## What this task involves
Scan the material and copy every line in which "DNAMAN" appears.

## Supplied material
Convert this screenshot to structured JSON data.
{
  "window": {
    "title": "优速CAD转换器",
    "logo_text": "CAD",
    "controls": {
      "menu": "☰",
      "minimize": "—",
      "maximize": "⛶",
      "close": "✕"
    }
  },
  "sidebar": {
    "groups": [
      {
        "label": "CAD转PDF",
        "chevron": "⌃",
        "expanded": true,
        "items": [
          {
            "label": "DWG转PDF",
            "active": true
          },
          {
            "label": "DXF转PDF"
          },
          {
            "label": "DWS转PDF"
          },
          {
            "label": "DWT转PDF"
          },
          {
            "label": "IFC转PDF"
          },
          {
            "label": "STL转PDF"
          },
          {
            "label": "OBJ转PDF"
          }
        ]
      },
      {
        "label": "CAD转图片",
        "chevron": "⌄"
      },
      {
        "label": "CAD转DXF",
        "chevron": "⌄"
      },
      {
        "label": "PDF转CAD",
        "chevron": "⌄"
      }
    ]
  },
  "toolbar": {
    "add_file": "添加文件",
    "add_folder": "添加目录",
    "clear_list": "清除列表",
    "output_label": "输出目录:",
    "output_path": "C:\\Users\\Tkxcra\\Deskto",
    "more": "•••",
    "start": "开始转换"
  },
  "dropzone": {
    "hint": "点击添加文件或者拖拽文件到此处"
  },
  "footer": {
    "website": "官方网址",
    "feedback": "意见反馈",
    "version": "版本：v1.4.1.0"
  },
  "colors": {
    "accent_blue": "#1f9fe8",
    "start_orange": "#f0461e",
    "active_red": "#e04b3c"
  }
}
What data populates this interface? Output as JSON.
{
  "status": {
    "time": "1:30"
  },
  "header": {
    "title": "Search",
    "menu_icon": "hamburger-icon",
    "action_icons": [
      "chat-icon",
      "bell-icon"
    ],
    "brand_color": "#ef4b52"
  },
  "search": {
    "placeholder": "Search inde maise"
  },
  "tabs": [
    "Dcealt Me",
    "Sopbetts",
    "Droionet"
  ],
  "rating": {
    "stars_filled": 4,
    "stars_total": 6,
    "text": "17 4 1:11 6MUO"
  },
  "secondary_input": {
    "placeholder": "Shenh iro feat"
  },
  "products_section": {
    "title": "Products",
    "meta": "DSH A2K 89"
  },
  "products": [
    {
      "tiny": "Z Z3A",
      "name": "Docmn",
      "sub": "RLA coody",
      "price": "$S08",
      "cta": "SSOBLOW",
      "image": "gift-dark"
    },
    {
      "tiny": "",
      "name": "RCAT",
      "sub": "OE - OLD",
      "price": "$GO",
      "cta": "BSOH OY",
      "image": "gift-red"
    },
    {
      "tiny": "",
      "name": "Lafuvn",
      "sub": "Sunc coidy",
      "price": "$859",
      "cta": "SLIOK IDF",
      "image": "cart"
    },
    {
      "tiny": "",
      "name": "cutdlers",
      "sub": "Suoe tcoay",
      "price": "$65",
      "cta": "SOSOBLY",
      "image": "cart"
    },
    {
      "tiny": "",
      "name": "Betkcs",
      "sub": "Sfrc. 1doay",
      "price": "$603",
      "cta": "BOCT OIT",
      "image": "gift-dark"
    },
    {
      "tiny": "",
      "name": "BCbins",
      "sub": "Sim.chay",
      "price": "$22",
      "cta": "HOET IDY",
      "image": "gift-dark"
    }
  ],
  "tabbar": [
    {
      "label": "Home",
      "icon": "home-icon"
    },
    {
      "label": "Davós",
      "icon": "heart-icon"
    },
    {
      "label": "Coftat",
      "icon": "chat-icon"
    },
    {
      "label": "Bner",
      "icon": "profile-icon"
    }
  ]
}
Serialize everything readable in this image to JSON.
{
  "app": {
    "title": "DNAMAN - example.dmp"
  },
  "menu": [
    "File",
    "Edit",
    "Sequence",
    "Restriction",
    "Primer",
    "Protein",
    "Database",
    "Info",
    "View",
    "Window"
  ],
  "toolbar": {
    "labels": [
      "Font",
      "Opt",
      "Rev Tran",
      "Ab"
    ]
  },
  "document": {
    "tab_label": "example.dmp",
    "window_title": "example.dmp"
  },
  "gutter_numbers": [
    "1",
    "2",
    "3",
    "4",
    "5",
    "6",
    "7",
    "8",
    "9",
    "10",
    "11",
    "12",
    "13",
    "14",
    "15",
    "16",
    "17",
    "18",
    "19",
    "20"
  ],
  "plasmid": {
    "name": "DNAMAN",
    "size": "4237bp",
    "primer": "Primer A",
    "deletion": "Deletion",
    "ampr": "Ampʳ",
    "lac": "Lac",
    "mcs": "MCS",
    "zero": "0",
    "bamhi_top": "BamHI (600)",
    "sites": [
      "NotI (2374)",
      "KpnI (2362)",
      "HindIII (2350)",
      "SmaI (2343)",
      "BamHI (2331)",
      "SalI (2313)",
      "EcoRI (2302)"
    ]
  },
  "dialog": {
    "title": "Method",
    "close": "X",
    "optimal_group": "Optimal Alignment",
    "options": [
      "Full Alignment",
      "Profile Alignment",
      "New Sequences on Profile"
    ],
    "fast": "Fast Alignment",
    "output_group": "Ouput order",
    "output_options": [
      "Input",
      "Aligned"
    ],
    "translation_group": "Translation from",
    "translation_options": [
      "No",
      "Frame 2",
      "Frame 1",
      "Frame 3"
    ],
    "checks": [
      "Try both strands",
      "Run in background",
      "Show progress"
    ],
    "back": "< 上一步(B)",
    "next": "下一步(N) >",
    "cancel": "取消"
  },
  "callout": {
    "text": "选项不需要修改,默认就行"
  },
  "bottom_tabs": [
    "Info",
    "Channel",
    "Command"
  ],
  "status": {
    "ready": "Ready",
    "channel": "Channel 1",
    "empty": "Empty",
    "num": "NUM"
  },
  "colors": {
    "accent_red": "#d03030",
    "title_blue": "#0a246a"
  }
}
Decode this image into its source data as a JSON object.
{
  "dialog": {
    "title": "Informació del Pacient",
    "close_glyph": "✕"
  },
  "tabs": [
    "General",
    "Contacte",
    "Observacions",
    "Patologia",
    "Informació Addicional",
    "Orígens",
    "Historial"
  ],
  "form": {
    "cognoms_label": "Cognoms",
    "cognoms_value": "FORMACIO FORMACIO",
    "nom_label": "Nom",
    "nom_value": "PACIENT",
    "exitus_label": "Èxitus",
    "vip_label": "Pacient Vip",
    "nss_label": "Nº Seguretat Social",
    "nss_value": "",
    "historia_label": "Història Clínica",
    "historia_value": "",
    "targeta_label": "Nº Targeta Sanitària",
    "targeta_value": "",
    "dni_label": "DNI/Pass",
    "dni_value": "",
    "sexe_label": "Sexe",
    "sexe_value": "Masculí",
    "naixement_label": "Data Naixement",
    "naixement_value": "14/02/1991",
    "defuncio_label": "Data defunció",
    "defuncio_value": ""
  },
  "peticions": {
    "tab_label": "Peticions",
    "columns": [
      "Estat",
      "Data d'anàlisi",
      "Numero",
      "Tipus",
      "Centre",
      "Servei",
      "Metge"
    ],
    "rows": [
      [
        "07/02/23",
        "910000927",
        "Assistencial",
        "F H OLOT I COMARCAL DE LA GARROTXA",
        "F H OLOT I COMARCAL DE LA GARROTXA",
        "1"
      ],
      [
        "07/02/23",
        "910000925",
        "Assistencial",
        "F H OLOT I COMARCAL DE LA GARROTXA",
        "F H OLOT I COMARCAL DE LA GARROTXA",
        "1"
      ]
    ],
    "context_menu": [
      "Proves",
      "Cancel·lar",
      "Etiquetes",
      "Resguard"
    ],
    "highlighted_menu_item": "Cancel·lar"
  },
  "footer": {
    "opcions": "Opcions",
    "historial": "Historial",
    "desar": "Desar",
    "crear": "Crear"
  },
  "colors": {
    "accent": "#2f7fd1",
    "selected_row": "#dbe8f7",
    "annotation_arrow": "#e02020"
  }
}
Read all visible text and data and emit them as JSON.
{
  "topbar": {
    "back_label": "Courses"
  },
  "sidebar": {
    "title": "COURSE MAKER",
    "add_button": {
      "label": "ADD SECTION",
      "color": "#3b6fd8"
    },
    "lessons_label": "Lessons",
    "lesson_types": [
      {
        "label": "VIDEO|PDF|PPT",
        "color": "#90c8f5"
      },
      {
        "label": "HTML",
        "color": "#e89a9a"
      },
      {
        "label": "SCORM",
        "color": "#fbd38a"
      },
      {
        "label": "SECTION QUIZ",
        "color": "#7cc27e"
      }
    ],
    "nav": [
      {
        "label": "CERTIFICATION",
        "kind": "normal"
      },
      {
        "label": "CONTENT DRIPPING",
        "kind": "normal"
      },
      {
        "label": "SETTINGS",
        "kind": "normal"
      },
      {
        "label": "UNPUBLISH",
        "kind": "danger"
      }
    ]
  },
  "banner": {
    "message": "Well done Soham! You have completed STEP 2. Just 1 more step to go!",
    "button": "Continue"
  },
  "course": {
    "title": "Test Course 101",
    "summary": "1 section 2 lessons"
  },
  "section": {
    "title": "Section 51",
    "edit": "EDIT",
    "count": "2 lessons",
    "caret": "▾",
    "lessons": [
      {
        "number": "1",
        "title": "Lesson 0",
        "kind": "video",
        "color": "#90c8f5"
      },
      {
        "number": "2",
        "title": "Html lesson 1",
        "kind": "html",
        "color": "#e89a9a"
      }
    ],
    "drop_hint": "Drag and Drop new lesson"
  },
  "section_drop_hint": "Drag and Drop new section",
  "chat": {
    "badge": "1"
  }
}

## Completed exercise
    "title": "DNAMAN - example.dmp"
    "name": "DNAMAN",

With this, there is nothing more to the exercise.